Bomb plot defendant denied files by court
Updated: 2014-06-19 07:08
By Reuters in Chicago (China Daily)
Lawyers for a man accused of plotting to bomb a Chicago bar have been barred by a US federal court from seeing documents relating to his case that are classified under a recent US spying law.
On Monday, the 7th US Circuit Court of Appeals overruled a landmark lower court decision that allowed lawyers for the defendant, Adel Daoud, to view classified material relating to his arrest and trial. The documents relate to search warrant applications presented to a court established under the Foreign Intelligence Surveillance Act.
Daoud was arrested after electronic monitoring conducted under FISA. His case has drawn widespread interest because it touches on government surveillance issues raised by former security contractor Edward Snowden, who leaked classified material on government surveillance programs.
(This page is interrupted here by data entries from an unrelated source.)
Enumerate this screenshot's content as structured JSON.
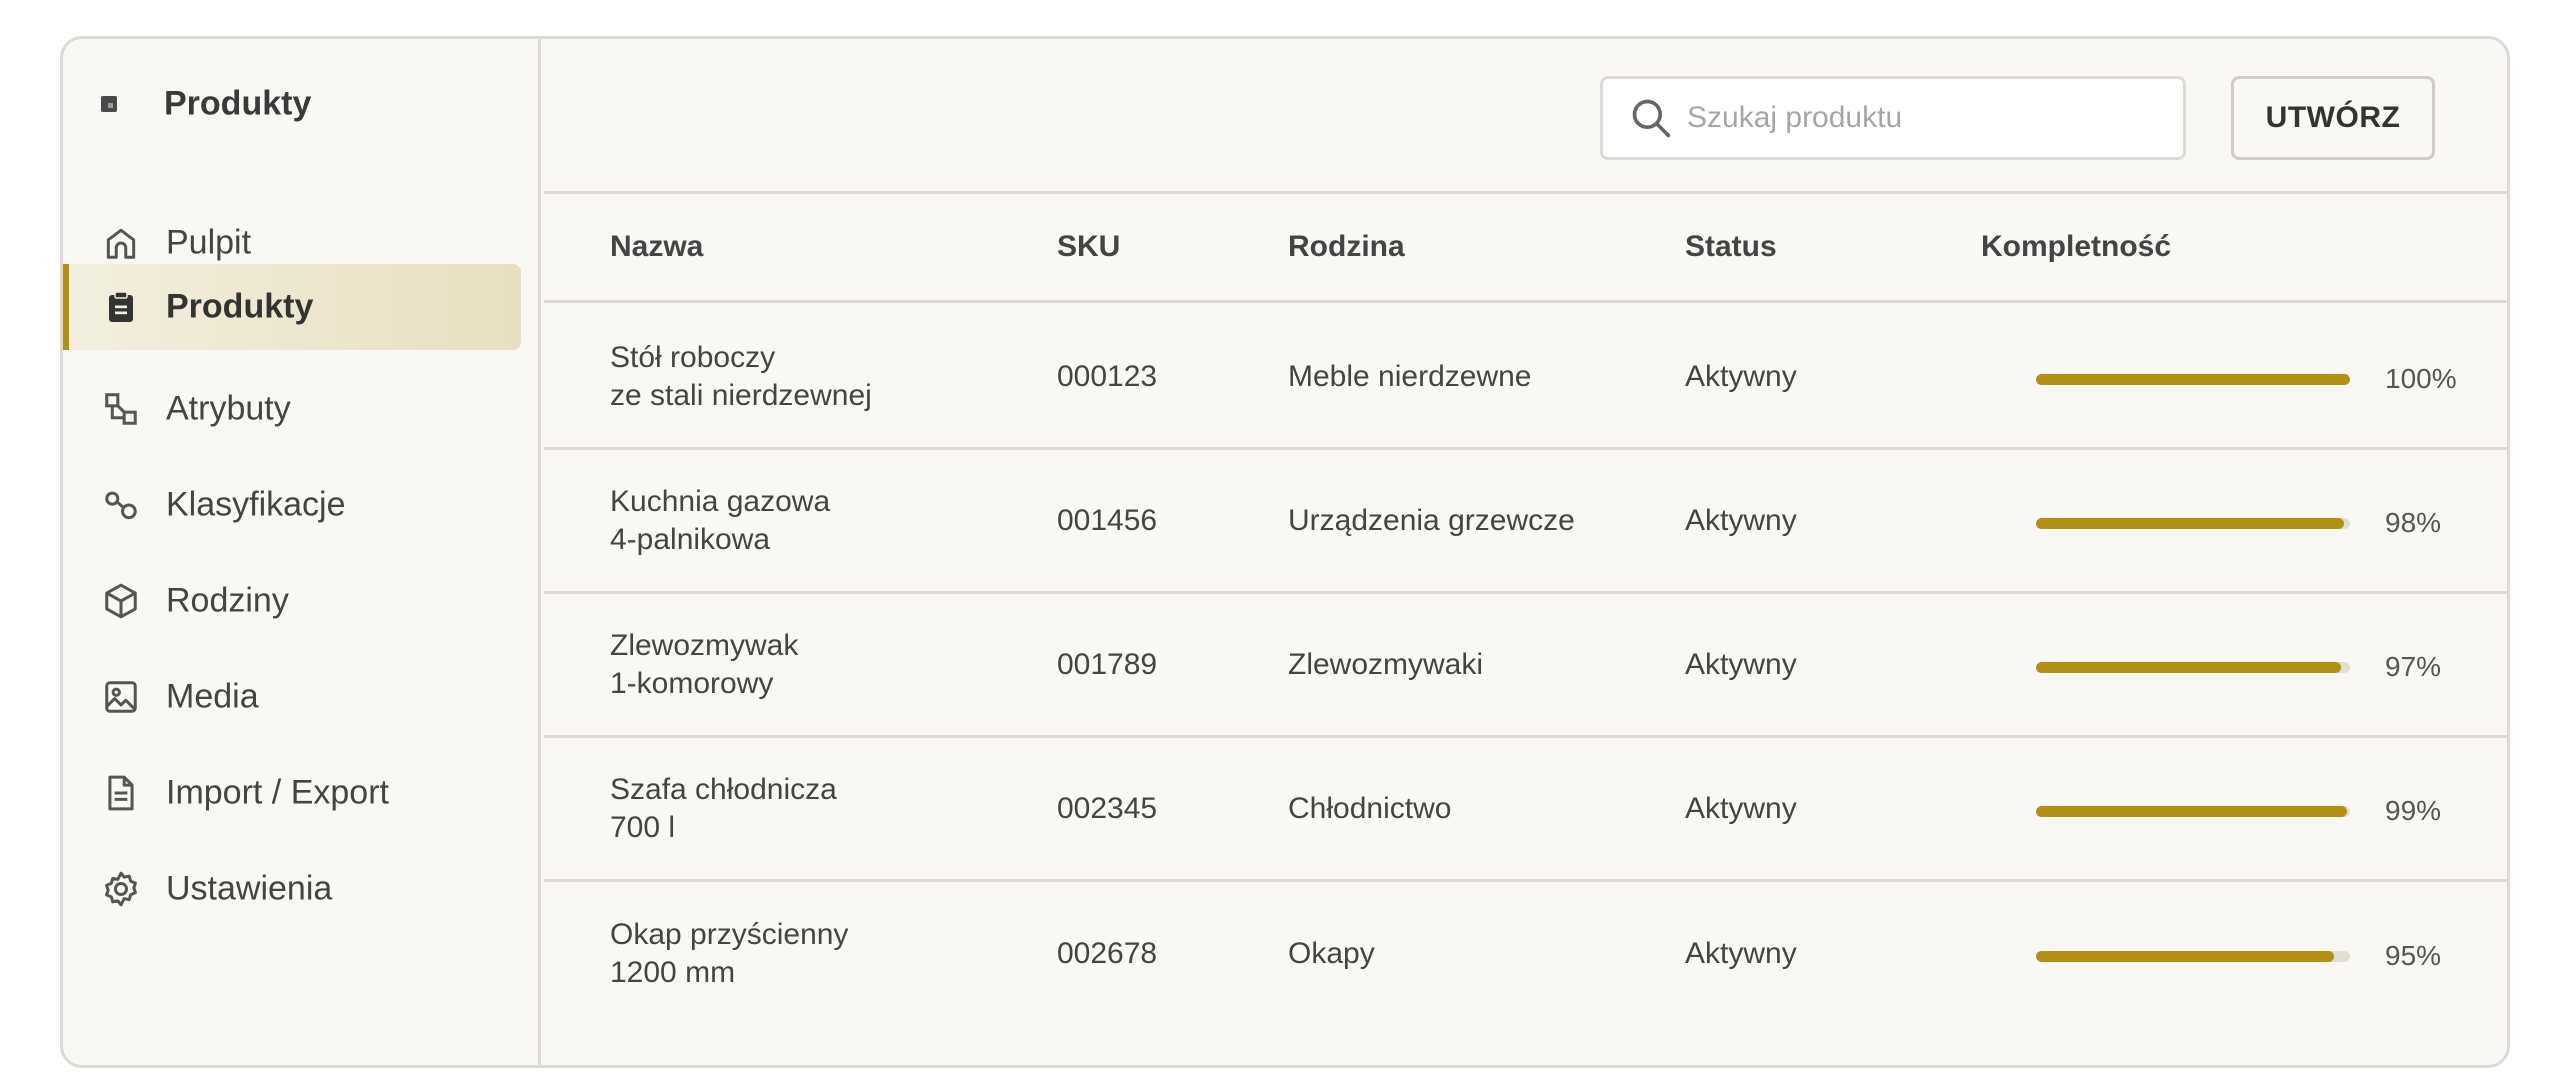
{
  "colors": {
    "accent": "#b38f13",
    "active_bg": "#e8dfc0",
    "panel_bg": "#f9f8f4",
    "border": "#dcdad2"
  },
  "sidebar": {
    "title": "Produkty",
    "title_icon": "logo-square-icon",
    "items": [
      {
        "label": "Pulpit",
        "icon": "home-icon",
        "active": false
      },
      {
        "label": "Produkty",
        "icon": "clipboard-icon",
        "active": true
      },
      {
        "label": "Atrybuty",
        "icon": "attributes-icon",
        "active": false
      },
      {
        "label": "Klasyfikacje",
        "icon": "classification-icon",
        "active": false
      },
      {
        "label": "Rodziny",
        "icon": "cube-icon",
        "active": false
      },
      {
        "label": "Media",
        "icon": "image-icon",
        "active": false
      },
      {
        "label": "Import / Export",
        "icon": "document-icon",
        "active": false
      },
      {
        "label": "Ustawienia",
        "icon": "gear-icon",
        "active": false
      }
    ]
  },
  "toolbar": {
    "search_placeholder": "Szukaj produktu",
    "search_value": "",
    "create_label": "UTWÓRZ"
  },
  "table": {
    "columns": {
      "name": "Nazwa",
      "sku": "SKU",
      "family": "Rodzina",
      "status": "Status",
      "completeness": "Kompletność"
    },
    "rows": [
      {
        "name": "Stół roboczy\nze stali nierdzewnej",
        "sku": "000123",
        "family": "Meble nierdzewne",
        "status": "Aktywny",
        "completeness": 100,
        "completeness_label": "100%"
      },
      {
        "name": "Kuchnia gazowa\n4-palnikowa",
        "sku": "001456",
        "family": "Urządzenia grzewcze",
        "status": "Aktywny",
        "completeness": 98,
        "completeness_label": "98%"
      },
      {
        "name": "Zlewozmywak\n1-komorowy",
        "sku": "001789",
        "family": "Zlewozmywaki",
        "status": "Aktywny",
        "completeness": 97,
        "completeness_label": "97%"
      },
      {
        "name": "Szafa chłodnicza\n700 l",
        "sku": "002345",
        "family": "Chłodnictwo",
        "status": "Aktywny",
        "completeness": 99,
        "completeness_label": "99%"
      },
      {
        "name": "Okap przyścienny\n1200 mm",
        "sku": "002678",
        "family": "Okapy",
        "status": "Aktywny",
        "completeness": 95,
        "completeness_label": "95%"
      }
    ]
  }
}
US District Judge Sharon Johnson Coleman ruled in January that Daoud's defense team should be allowed to see the FISA-related documents, as they may have a bearing on his defense.
However, writing for the appeals court, Circuit Judge Richard Posner said not all judicial procedures need to be fully public. He said Coleman should have herself tried to determine whether the surveillance was legal before deciding whether the defense could see any of the material.
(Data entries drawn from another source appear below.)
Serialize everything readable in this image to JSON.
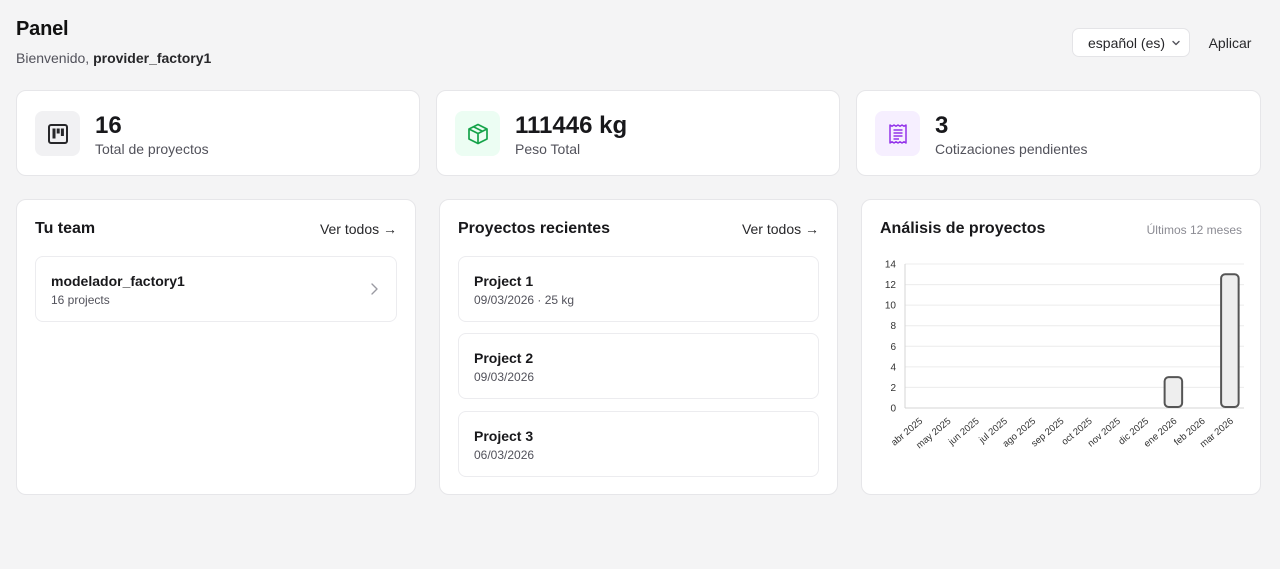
{
  "header": {
    "title": "Panel",
    "welcome_prefix": "Bienvenido, ",
    "username": "provider_factory1"
  },
  "controls": {
    "language_selected": "español (es)",
    "apply_label": "Aplicar"
  },
  "stats": [
    {
      "value": "16",
      "label": "Total de proyectos",
      "icon": "board-icon",
      "icon_color": "#27272a",
      "icon_bg": "#f1f1f3"
    },
    {
      "value": "111446 kg",
      "label": "Peso Total",
      "icon": "box-icon",
      "icon_color": "#16a34a",
      "icon_bg": "#ecfdf3"
    },
    {
      "value": "3",
      "label": "Cotizaciones pendientes",
      "icon": "receipt-icon",
      "icon_color": "#9333ea",
      "icon_bg": "#f6efff"
    }
  ],
  "team": {
    "title": "Tu team",
    "view_all": "Ver todos →",
    "members": [
      {
        "name": "modelador_factory1",
        "projects": "16 projects"
      }
    ]
  },
  "recent": {
    "title": "Proyectos recientes",
    "view_all": "Ver todos →",
    "projects": [
      {
        "name": "Project 1",
        "meta": "09/03/2026 · 25 kg"
      },
      {
        "name": "Project 2",
        "meta": "09/03/2026"
      },
      {
        "name": "Project 3",
        "meta": "06/03/2026"
      }
    ]
  },
  "analysis": {
    "title": "Análisis de proyectos",
    "range": "Últimos 12 meses"
  },
  "chart_data": {
    "type": "bar",
    "categories": [
      "abr 2025",
      "may 2025",
      "jun 2025",
      "jul 2025",
      "ago 2025",
      "sep 2025",
      "oct 2025",
      "nov 2025",
      "dic 2025",
      "ene 2026",
      "feb 2026",
      "mar 2026"
    ],
    "values": [
      0,
      0,
      0,
      0,
      0,
      0,
      0,
      0,
      0,
      3,
      0,
      13
    ],
    "ylim": [
      0,
      14
    ],
    "yticks": [
      0,
      2,
      4,
      6,
      8,
      10,
      12,
      14
    ],
    "grid": true,
    "bar_fill": "#eeeeee",
    "bar_stroke": "#555555"
  }
}
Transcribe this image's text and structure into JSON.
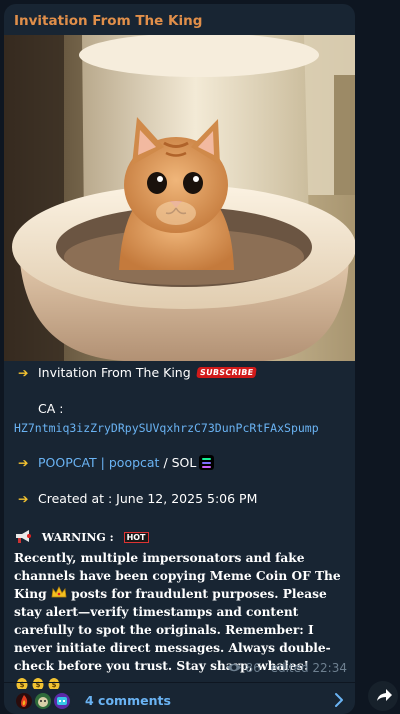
{
  "post": {
    "channel_title": "Invitation From The King",
    "line1_text": "Invitation From The King",
    "subscribe_badge": "SUBSCRIBE",
    "ca_label": "CA :",
    "ca_value": "HZ7ntmiq3izZryDRpySUVqxhrzC73DunPcRtFAxSpump",
    "token_link": "POOPCAT | poopcat",
    "token_chain": " / SOL",
    "created_text": "Created at : June 12, 2025 5:06 PM",
    "warning_label": "WARNING :",
    "hot_badge": "HOT",
    "body_part1": "Recently, multiple impersonators and fake channels have been copying Meme Coin OF The King ",
    "body_part2": " posts for fraudulent purposes. Please stay alert—verify timestamps and content carefully to spot the originals. Remember: I never initiate direct messages. Always double-check before you trust. Stay sharp, whales! ",
    "views": "86",
    "edited_time": "edited 22:34"
  },
  "comments": {
    "label": "4 comments"
  },
  "colors": {
    "background": "#0e1621",
    "bubble": "#182533",
    "title": "#e18f4a",
    "link": "#6ab3f3",
    "meta": "#6d7f8f",
    "arrow": "#f2c230"
  },
  "icons": [
    "arrow-right-icon",
    "subscribe-badge-icon",
    "solana-icon",
    "megaphone-icon",
    "hot-badge-icon",
    "crown-icon",
    "money-bag-icon",
    "eye-icon",
    "chevron-right-icon",
    "share-icon"
  ]
}
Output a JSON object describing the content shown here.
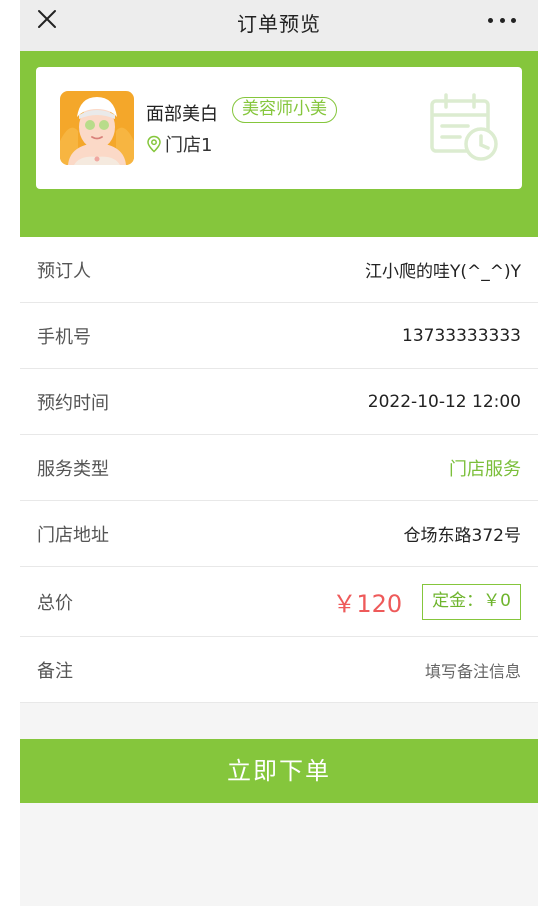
{
  "header": {
    "title": "订单预览"
  },
  "service": {
    "name": "面部美白",
    "beautician": "美容师小美",
    "store": "门店1"
  },
  "rows": {
    "booker": {
      "label": "预订人",
      "value": "江小爬的哇Y(^_^)Y"
    },
    "phone": {
      "label": "手机号",
      "value": "13733333333"
    },
    "time": {
      "label": "预约时间",
      "value": "2022-10-12 12:00"
    },
    "service_type": {
      "label": "服务类型",
      "value": "门店服务"
    },
    "address": {
      "label": "门店地址",
      "value": "仓场东路372号"
    },
    "total": {
      "label": "总价",
      "price": "￥120",
      "deposit": "定金：￥0"
    },
    "remark": {
      "label": "备注",
      "placeholder": "填写备注信息"
    }
  },
  "submit": {
    "label": "立即下单"
  },
  "colors": {
    "accent": "#85c63c",
    "price": "#ee5a5a",
    "header_bg": "#ededed"
  },
  "icons": [
    "close-icon",
    "more-icon",
    "location-pin-icon",
    "calendar-clock-icon"
  ]
}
Thomas Anthony Durkin, a lawyer for Daoud, disagreed with the decision. Durkin said in an e-mail on Tuesday that the ruling is "another step in the continued creation of a two-tiered system of justice in federal courts."
Daoud is accused of accepting a phony car bomb from undercover FBI agents, parking it near a Chicago bar and pressing the trigger. He has pleaded not guilty to the crime, which is alleged to have taken place in 2012. His trial is scheduled to begin Nov 10.
According to The Guardian, Durkin argued in court that Daoud was working on a term paper on Osama bin Laden in 2012, and examination of the FISA documents might show whether this led the FBI to target him for a terrorism-related sting operation.
Posner said FISA attempts to strike a balance between "the interest in full openness of legal proceedings and the interest in national security".
"Our own study of the classified materials has convinced us that there are indeed compelling reasons of national security for their being classified," Posner said.